Words By Zoe Andrews, Art By Evelyn De Morgan
Shoulders back. Hair combed. Tie straightened. Sit and wait for your sister. Don’t listen.
Wander. Turn on the radio, and confuse the radioman for God. Radioman tells you to get up and dance, so you do. Turn that off!
Listen this time, because if you don’t, Dad will come downstairs and make you. But don’t do it happily. Make a scene. Stomp your feet. Get mad, because your head is full of steam and it makes Ma worry because it seems so much like your father’s and at church today she’ll pray for both your tempers. Storm outside because you don’t want to be inside anymore. Stomp in the dirt to make Ma mad because she made you mad and it only seems fair.
Trample her flowers, feet stomping in a beat like the songs on the radio.
Penelope’s face appears in the window and before you can finish sticking out your tongue at her she’s run off to tattle. You consider hiding just in case it’s Dad. Ma comes out instead and your shoulders relax.
She straightens your tie. Combs your hair. Tsks at the mud on your shoes and the hem of your trousers and you’re sent inside to change. No more Sunday best. You don’t mind the scuffed, torn, too-small, too-old shoes because all the boys have mud on their shoes the way soldiers have medals on their chests, battle scars and symbols of pride and boyhood and mischief. It’s the jeans that bother you. Too old, too short. Two embarrassing inches of ankle show because you grew too fast and you can’t afford new ones and everyone knows that when they see that flash of skin.
Pull your socks as high as they go and look for a taller pair. Ma is hollering at you to leave even though she has been using her church voice all day, and Penelope is whining up the stairs and you run before they wake up Dad. Dad doesn’t go to church. You don’t know why. He is too loud, you think, always yelling and hollering, because you’re always shushed in church and Dad is louder than you are.
The church door has squeaky hinges. Ma jumps at the noise when someone late slips into the back pew. They dip their fingers in holy water and make the sign of the cross; forehead, belly button, shoulder, shoulder, and open their Bible to the daily hymn.
Swing your legs until Ma put a hand down to still your restless knees. Remember the flash of your ankles and tuck them beneath the pew. You wonder what she prays so hard for that she cries. You try to listen, you really do, but it doesn’t make sense.
Your mind wanders, and you wonder what the radioman is doing and what songs he’s playing, and if Tommy will be at the park today because he shoved you last week and you still want to get him back for it. You like it when the choir sings because it’s music and because that usually means it’s almost time to go. Ma only hums along because she doesn’t like to sing in public even though you think she has the prettiest voice you’ve ever heard, singing to you to the rat-a-tat-tat of the rain on the roof when thunderstorms scare you awake in the middle of the night.
Amen, the church says in one big voice.
Amen, you say quiet to yourself.
Forehead, belly button, shoulder, shoulder.
This morning’s mess is forgotten when Ma hugs you tight and takes her time getting home.
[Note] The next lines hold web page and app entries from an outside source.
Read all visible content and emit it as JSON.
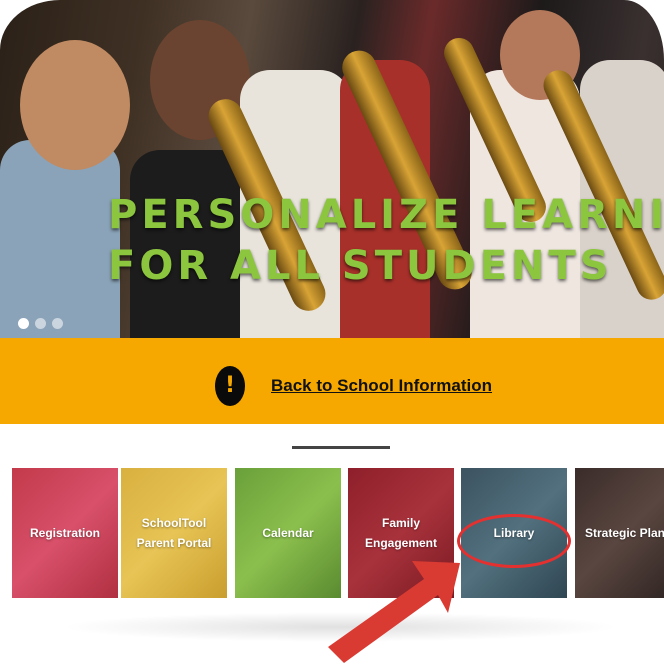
{
  "hero": {
    "title_line1": "PERSONALIZE LEARNING",
    "title_line2": "FOR ALL STUDENTS",
    "slides": 3,
    "active_slide": 1
  },
  "alert": {
    "icon": "exclamation-icon",
    "link_text": "Back to School Information"
  },
  "tiles": [
    {
      "label": "Registration",
      "color": "#c23a4a"
    },
    {
      "label_line1": "SchoolTool",
      "label_line2": "Parent Portal",
      "color": "#d8b040"
    },
    {
      "label": "Calendar",
      "color": "#6aa03a"
    },
    {
      "label_line1": "Family",
      "label_line2": "Engagement",
      "color": "#8e1f2a"
    },
    {
      "label": "Library",
      "color": "#3c5360"
    },
    {
      "label": "Strategic Plan",
      "color": "#3a2c2a"
    }
  ],
  "highlight_color": "#e53030"
}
You don’t know why she does this every Sunday, but you like the side trips to the department store where she doesn’t buy anything, only looks and tells you not to touch. The three of you go to the market next, where she buys milk and a treat for supper and Penelope makes eyes at the boy behind the counter.
Wonder if he’ll bring flowers like the other boy did. Dad didn’t like them and smashed them all up, and the house raged all night long.
Help set the table for supper. Ma makes chicken, and when Dad takes a big helping and doesn’t say anything, she sighs real big.
Another Sunday trickles by.
Climb reluctantly into a bath and wash the day off your skin. Scrub extra at your ankles. Let Ma kiss you on the forehead.
Apologize for stomping on her flowers.
Don’t worry about it, baby.
Say your evening prayers.
And then you listen real hard, even after you’re meant to be asleep. Sometimes, you can hear Ma crying late at night. It makes you sad, and sometimes you put your hand up against the wall, and hope she can feel you loving her. Dad always says he does, but sometimes, you don’t think he loves hard enough.
The wind outside the window sings you a lullaby.
Wake to the blessed quiet of the house. Eat your porridge while Ma drinks her morning coffee. Dad is still asleep. Radioman gives everyone the weather for the day. Thunderstorms, he says. Angels bowling up in the sky.
Brush your teeth. Comb your hair. Pull on your jeans for school and wonder how miraculously, almost like magic or maybe by the grace of God, two inches were added to the hem.